JPMorgan said the European debt crisis, US fiscal austerity and prospects for a Chinese hard landing will keep volatility high and could result in lower markets in 2012 if these conditions worsen.
But it said a strong policy response from governments and a better-than-worst-case scenario for corporate earnings leaves some European equities looking attractive on valuation grounds.
“We believe selected cyclicals have been penalised too much, especially the emerging market sensitive ones. We find value in ‘low ROE’ (return on equity) and ‘Value' styles’, JPMorgan said in a note.
Elsewhere, International Airlines Group, formed by the BA and Iberia merger, climbed 2.9 per cent after it posted a 2.1 per cent rise in passenger traffic in November, boosted by 4.6 per cent growth in premium traffic.
On the downside, equities that have performed well in the last year fell as investors chased riskier assets.
Drugmaker Glaxo SmithKline fell 1.6 per cent, British American Tobacco shed 0.8 per cent, while Burberry, liked for its exposure to China and up more than 12 per cent in 2011, fell 3.4 per cent.

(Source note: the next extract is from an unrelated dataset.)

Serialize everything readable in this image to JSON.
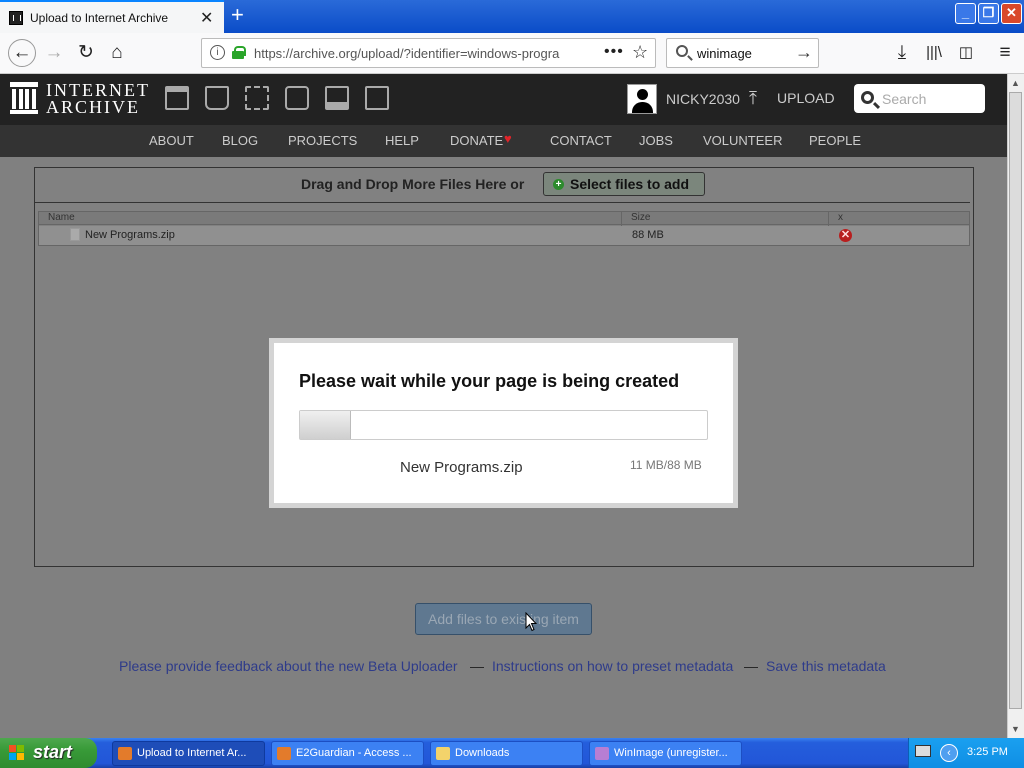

Investors also continued to penalise corporates falling short of expectations. Michael Page’s shares slumped after the British recruitment company warned its full-year profits will be towards the bottom end of forecasts.